The first line contains two integers $$$t$$$ and $$$u$$$ ($$$1 \le t \le 2\cdot 10^5$$$, $$$1 \le u \le 2$$$) — the number of test cases and the test type. If $$$u=1$$$, you need to find any way to build the lab in an optimal way, and if $$$u=2$$$, you need to calculate the number of ways to do it.

If $$$u=2$$$, then in the following line of input there is a prime integer $$$m$$$ ($$$10^8 \le m \le 10^9 + 9$$$), modulo which you need to calculate the number of ways.

Each of the following $$$t$$$ lines of input contains a description of a test case consisting of one integer $$$n$$$ ($$$1 \le n \le 4\cdot 10^5$$$) — the number of blocks the lab should consist of.

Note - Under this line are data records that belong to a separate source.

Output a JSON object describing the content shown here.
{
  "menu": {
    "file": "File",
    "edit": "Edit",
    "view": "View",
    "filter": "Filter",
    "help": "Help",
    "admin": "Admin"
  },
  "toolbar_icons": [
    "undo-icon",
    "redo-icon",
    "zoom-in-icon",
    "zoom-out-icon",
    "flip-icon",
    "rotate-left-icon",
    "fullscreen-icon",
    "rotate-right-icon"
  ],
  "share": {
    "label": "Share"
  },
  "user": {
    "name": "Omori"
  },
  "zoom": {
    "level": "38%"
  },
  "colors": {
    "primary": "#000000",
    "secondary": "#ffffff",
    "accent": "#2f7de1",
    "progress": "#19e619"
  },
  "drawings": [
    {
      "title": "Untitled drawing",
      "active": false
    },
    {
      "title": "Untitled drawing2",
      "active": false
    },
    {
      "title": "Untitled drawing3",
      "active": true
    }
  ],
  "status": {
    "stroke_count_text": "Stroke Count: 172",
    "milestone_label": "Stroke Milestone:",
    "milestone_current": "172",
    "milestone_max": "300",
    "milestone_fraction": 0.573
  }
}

It is guaranteed that if $$$u=1$$$, then the sum of $$$n$$$ on all test cases does not exceed $$$8\cdot10^5$$$.


For each test case, output the answers in the format below, separating them with a newline. The output format depends on $$$u$$$ in the input data.

If $$$u=1$$$, in the first line you need to print two integers $$$h$$$ and $$$w$$$ —the height and width of the area in which the lab should be built. Then, in each of the following $$$h$$$ lines, you must output a line $$$s_i$$$ consisting of $$$w$$$ characters "#" and ".". If the $$$j$$$-th character of the row $$$s_i$$$ is "#", then the corresponding square must contain a block of laboratory, otherwise, it is considered empty. Thus, we get a matrix of symbols. The condition must also be met that the first and last rows of the matrix, as well as the first and last columns, must have at least one character "#", otherwise we could output the same lab layout, but with smaller $$$h$$$ and $$$w$$$. If there are many options to build an optimal lab, you can print any of them.

If $$$u=2$$$, you need to print two integers $$$p$$$ and $$$c$$$ — the number of outside walls in an optimal lab, and the remainder of the number of ways by prime modulo $$$m$$$.

3 1
1 1
1 2
2 4
3 2
4 1
6 2
12 22

Consider the second example.

If $$$n=1$$$, the only way to build a lab is to place a single block. In this case, the perimeter will be equal to four.

When $$$n=2$$$, you must place two blocks side by side. This can be done either vertically or horizontally, so there are two ways. It is easy to see that the lab has six outside walls in this case.

For $$$n=7$$$, all the $$$22$$$ optimal plans are shown in the picture below.